"""

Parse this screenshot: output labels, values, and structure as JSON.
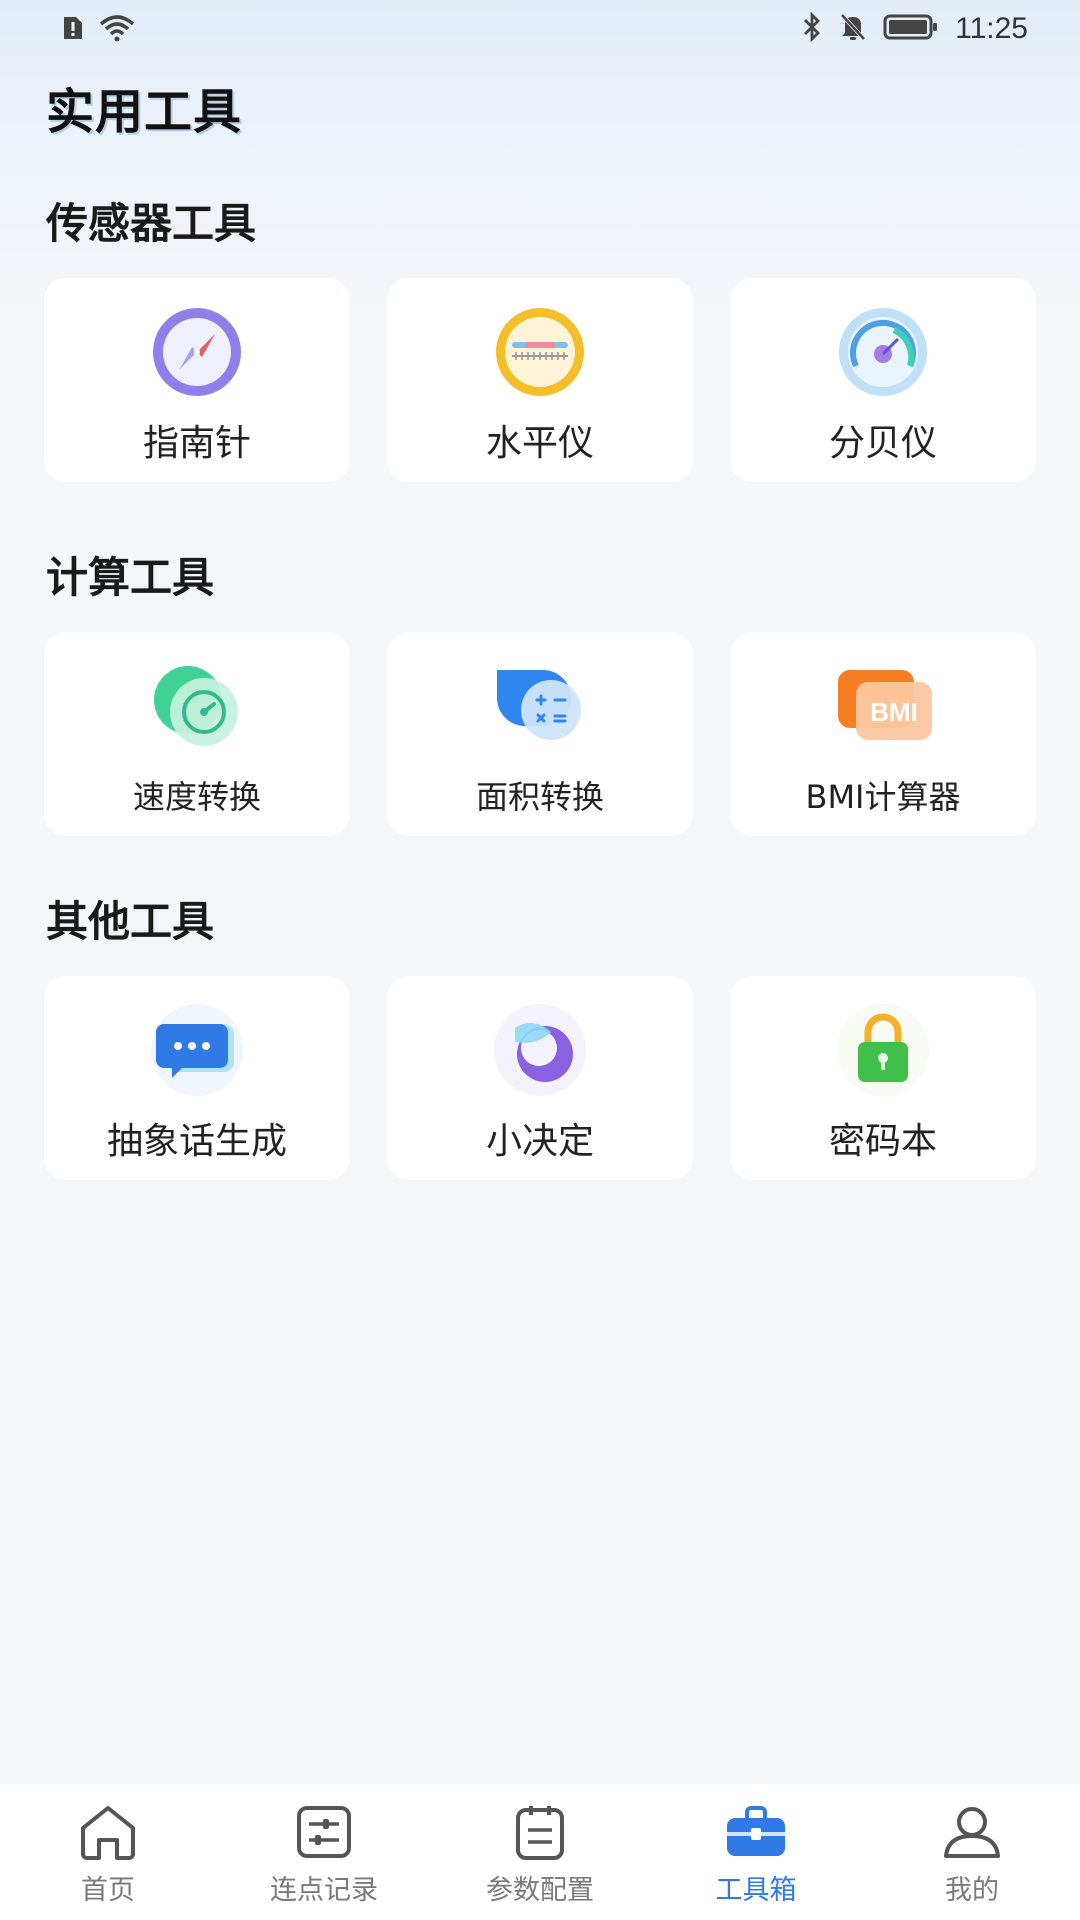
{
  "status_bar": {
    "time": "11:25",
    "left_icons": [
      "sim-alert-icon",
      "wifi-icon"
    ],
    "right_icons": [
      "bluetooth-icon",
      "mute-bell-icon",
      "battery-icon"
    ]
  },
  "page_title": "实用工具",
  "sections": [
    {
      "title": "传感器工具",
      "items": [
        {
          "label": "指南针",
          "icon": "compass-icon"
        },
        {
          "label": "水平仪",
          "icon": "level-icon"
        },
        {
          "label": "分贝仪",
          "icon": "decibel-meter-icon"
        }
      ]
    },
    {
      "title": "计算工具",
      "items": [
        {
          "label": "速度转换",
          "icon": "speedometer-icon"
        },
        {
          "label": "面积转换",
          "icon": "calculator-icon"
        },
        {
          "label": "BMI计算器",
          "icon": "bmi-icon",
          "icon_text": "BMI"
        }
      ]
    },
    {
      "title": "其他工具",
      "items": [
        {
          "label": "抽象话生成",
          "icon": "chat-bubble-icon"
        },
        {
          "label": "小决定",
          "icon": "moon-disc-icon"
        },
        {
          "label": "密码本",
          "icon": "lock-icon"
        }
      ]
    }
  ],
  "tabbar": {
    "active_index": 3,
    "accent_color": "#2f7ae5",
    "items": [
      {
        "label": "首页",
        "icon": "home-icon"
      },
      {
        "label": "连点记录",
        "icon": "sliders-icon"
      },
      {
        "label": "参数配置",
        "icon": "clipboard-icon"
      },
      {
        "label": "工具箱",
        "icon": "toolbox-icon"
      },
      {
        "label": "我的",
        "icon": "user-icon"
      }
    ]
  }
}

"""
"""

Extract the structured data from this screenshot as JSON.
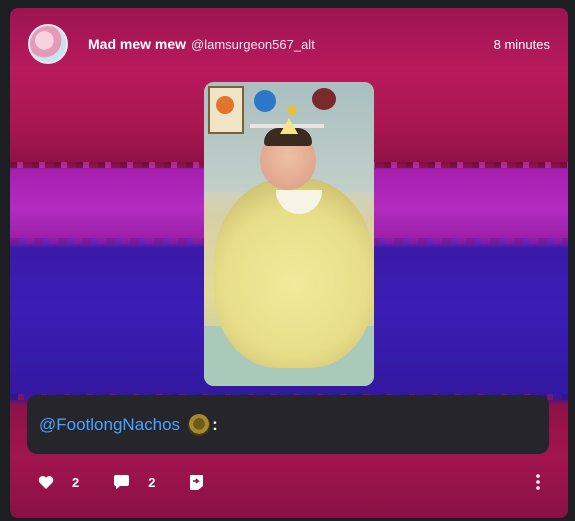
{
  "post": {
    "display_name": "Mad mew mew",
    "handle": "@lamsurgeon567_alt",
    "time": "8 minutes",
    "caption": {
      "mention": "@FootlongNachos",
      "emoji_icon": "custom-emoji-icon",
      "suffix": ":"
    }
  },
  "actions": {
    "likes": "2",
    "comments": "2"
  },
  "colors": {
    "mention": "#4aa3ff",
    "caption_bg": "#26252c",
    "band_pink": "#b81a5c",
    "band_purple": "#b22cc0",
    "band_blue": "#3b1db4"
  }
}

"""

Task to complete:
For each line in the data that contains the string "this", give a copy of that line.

Answer:
Parse this screenshot: output labels, values, and structure as JSON.
Extract the structured data from this screenshot as JSON.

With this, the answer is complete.